- WHAT YOU SHOULD DO:
Each line of the data should be duplicated precisely.

[Website and app data records]

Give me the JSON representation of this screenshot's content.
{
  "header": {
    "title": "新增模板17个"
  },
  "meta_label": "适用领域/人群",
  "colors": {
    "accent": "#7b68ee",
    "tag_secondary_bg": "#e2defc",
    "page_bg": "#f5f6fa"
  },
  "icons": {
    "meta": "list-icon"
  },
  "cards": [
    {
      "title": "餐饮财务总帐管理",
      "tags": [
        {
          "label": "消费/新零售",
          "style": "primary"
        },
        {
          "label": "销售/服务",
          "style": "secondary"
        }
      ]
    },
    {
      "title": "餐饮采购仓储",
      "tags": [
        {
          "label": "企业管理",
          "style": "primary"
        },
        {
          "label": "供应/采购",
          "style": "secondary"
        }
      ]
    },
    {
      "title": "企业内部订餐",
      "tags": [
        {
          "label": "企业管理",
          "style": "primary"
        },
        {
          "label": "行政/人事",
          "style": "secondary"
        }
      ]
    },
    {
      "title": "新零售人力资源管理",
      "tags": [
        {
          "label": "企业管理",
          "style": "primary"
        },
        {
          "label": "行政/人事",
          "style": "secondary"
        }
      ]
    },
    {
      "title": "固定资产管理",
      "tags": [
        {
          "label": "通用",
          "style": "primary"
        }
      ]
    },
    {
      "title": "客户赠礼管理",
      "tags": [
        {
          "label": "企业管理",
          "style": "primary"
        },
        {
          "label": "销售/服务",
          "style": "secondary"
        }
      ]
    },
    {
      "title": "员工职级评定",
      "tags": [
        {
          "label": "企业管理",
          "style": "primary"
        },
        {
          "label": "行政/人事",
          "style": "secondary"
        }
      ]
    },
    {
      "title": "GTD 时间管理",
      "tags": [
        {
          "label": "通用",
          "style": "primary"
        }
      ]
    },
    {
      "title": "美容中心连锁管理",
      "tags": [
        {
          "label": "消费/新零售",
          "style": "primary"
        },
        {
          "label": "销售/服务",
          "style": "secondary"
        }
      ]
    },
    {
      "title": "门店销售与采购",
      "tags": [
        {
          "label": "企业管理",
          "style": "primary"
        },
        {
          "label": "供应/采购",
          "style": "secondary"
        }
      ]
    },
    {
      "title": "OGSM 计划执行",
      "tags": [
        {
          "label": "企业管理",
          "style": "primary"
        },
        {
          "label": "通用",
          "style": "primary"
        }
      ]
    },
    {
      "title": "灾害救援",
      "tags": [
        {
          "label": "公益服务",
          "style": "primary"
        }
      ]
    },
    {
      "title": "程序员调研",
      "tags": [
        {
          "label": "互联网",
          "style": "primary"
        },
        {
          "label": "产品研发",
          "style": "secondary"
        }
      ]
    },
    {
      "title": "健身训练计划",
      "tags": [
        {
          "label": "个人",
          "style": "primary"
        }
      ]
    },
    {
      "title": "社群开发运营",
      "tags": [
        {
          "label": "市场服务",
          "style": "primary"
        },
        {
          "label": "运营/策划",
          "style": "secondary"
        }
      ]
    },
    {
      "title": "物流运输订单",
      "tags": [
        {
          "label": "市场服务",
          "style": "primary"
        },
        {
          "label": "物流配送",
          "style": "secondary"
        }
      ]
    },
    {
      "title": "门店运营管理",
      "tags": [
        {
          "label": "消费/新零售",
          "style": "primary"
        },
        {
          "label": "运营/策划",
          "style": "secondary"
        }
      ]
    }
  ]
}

- EXERCISE SOLUTION:
Give me the JSON representation of this screenshot's content.
{
  "header": {
    "title": "新增模板17个"
  },
  "meta_label": "适用领域/人群",
  "colors": {
    "accent": "#7b68ee",
    "tag_secondary_bg": "#e2defc",
    "page_bg": "#f5f6fa"
  },
  "icons": {
    "meta": "list-icon"
  },
  "cards": [
    {
      "title": "餐饮财务总帐管理",
      "tags": [
        {
          "label": "消费/新零售",
          "style": "primary"
        },
        {
          "label": "销售/服务",
          "style": "secondary"
        }
      ]
    },
    {
      "title": "餐饮采购仓储",
      "tags": [
        {
          "label": "企业管理",
          "style": "primary"
        },
        {
          "label": "供应/采购",
          "style": "secondary"
        }
      ]
    },
    {
      "title": "企业内部订餐",
      "tags": [
        {
          "label": "企业管理",
          "style": "primary"
        },
        {
          "label": "行政/人事",
          "style": "secondary"
        }
      ]
    },
    {
      "title": "新零售人力资源管理",
      "tags": [
        {
          "label": "企业管理",
          "style": "primary"
        },
        {
          "label": "行政/人事",
          "style": "secondary"
        }
      ]
    },
    {
      "title": "固定资产管理",
      "tags": [
        {
          "label": "通用",
          "style": "primary"
        }
      ]
    },
    {
      "title": "客户赠礼管理",
      "tags": [
        {
          "label": "企业管理",
          "style": "primary"
        },
        {
          "label": "销售/服务",
          "style": "secondary"
        }
      ]
    },
    {
      "title": "员工职级评定",
      "tags": [
        {
          "label": "企业管理",
          "style": "primary"
        },
        {
          "label": "行政/人事",
          "style": "secondary"
        }
      ]
    },
    {
      "title": "GTD 时间管理",
      "tags": [
        {
          "label": "通用",
          "style": "primary"
        }
      ]
    },
    {
      "title": "美容中心连锁管理",
      "tags": [
        {
          "label": "消费/新零售",
          "style": "primary"
        },
        {
          "label": "销售/服务",
          "style": "secondary"
        }
      ]
    },
    {
      "title": "门店销售与采购",
      "tags": [
        {
          "label": "企业管理",
          "style": "primary"
        },
        {
          "label": "供应/采购",
          "style": "secondary"
        }
      ]
    },
    {
      "title": "OGSM 计划执行",
      "tags": [
        {
          "label": "企业管理",
          "style": "primary"
        },
        {
          "label": "通用",
          "style": "primary"
        }
      ]
    },
    {
      "title": "灾害救援",
      "tags": [
        {
          "label": "公益服务",
          "style": "primary"
        }
      ]
    },
    {
      "title": "程序员调研",
      "tags": [
        {
          "label": "互联网",
          "style": "primary"
        },
        {
          "label": "产品研发",
          "style": "secondary"
        }
      ]
    },
    {
      "title": "健身训练计划",
      "tags": [
        {
          "label": "个人",
          "style": "primary"
        }
      ]
    },
    {
      "title": "社群开发运营",
      "tags": [
        {
          "label": "市场服务",
          "style": "primary"
        },
        {
          "label": "运营/策划",
          "style": "secondary"
        }
      ]
    },
    {
      "title": "物流运输订单",
      "tags": [
        {
          "label": "市场服务",
          "style": "primary"
        },
        {
          "label": "物流配送",
          "style": "secondary"
        }
      ]
    },
    {
      "title": "门店运营管理",
      "tags": [
        {
          "label": "消费/新零售",
          "style": "primary"
        },
        {
          "label": "运营/策划",
          "style": "secondary"
        }
      ]
    }
  ]
}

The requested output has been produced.